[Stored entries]
◆ ◆ ◆ ◆

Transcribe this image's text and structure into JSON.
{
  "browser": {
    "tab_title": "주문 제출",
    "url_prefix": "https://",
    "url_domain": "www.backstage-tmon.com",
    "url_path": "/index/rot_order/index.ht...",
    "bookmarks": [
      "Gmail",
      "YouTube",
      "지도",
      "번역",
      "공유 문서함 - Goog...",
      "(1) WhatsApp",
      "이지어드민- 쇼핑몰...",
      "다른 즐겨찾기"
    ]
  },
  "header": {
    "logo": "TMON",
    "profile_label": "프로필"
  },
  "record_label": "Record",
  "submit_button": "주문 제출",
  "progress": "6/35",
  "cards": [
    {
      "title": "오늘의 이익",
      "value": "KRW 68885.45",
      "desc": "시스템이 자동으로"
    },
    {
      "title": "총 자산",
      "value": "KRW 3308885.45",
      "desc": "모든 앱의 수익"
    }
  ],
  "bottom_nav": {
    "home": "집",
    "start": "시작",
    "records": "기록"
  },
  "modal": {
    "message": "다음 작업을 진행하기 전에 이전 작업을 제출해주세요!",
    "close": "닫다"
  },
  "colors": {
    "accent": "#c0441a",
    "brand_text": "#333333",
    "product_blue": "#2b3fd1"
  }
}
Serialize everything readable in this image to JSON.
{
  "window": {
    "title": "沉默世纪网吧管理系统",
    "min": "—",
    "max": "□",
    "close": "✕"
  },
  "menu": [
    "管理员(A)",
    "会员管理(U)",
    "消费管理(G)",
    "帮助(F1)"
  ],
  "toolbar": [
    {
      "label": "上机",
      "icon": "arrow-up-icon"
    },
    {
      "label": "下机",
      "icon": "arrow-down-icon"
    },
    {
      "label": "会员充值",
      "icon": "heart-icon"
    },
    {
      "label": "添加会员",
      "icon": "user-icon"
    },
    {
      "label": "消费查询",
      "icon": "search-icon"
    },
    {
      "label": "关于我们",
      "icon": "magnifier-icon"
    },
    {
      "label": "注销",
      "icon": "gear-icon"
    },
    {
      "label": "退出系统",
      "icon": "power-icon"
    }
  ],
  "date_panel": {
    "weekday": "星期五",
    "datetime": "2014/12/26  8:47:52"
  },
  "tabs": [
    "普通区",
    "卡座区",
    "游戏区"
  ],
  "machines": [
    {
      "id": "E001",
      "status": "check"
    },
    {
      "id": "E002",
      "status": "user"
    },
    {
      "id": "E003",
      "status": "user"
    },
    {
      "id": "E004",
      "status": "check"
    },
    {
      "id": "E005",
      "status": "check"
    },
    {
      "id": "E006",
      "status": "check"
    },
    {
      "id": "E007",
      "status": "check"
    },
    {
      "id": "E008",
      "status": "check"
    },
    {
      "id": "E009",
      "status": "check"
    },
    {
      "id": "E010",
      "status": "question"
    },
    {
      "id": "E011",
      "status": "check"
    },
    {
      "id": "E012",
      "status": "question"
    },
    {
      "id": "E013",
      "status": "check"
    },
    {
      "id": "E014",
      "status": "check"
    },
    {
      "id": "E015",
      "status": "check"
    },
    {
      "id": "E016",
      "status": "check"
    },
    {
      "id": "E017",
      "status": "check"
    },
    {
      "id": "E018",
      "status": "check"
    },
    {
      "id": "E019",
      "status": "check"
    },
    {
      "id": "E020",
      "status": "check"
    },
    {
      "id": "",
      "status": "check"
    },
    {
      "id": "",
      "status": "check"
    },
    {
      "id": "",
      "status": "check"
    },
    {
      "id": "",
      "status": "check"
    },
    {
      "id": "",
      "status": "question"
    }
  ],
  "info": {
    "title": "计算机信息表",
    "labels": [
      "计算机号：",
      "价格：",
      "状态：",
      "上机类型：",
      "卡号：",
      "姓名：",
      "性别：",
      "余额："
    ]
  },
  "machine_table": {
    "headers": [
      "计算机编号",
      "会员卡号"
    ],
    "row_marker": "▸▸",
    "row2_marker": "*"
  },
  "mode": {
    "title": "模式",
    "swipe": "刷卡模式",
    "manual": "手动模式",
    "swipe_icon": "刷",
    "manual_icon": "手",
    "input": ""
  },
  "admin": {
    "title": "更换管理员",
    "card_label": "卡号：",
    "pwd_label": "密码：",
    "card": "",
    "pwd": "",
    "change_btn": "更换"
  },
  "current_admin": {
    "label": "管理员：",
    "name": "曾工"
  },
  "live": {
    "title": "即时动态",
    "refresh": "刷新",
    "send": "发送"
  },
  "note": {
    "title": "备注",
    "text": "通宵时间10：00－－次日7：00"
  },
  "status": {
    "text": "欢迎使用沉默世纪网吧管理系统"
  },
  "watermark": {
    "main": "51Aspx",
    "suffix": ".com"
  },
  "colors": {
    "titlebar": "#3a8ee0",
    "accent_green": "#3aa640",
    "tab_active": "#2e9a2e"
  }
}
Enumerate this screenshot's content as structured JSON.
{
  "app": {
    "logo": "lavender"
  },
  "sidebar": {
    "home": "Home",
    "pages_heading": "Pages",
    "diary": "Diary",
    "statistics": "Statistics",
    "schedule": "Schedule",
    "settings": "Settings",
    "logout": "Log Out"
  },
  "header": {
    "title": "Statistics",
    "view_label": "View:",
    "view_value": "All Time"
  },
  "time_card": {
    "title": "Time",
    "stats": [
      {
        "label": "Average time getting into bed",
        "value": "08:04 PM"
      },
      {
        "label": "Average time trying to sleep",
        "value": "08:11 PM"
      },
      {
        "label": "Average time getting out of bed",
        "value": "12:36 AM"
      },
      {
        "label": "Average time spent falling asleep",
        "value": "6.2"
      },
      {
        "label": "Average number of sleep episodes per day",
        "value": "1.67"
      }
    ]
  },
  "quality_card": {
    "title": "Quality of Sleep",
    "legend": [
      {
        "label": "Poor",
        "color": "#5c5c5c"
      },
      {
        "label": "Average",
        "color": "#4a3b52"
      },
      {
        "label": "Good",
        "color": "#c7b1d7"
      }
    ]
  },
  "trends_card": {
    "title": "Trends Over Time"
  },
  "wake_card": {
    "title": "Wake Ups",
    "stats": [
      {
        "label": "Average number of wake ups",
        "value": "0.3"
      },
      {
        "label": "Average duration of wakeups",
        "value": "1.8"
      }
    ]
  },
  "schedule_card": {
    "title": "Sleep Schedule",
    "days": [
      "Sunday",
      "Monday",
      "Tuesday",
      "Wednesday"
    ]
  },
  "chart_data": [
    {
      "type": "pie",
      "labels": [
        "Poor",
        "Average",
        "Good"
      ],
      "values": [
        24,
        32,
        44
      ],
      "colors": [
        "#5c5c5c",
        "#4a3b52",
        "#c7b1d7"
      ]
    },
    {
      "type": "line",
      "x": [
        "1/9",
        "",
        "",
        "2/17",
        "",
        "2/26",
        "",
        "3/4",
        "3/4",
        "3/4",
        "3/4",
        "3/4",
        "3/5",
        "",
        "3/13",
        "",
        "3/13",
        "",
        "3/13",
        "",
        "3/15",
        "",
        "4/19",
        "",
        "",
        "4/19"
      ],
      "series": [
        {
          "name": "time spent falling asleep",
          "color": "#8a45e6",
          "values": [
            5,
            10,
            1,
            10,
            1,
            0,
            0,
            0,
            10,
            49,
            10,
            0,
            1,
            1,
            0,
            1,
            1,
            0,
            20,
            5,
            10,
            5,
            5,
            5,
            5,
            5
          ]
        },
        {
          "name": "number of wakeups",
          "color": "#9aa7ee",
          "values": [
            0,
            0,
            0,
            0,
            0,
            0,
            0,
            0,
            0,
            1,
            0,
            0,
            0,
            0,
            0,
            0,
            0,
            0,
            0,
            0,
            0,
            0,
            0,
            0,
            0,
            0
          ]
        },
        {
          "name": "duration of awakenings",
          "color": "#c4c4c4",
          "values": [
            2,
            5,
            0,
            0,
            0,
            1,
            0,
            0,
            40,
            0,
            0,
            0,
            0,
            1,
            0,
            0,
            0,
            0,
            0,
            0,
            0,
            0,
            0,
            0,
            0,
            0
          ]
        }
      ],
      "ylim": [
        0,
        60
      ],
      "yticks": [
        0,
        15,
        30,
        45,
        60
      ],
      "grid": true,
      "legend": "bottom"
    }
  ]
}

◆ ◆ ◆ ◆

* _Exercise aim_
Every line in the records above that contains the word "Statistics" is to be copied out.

* _Solution to this task_
    "statistics": "Statistics",
    "title": "Statistics",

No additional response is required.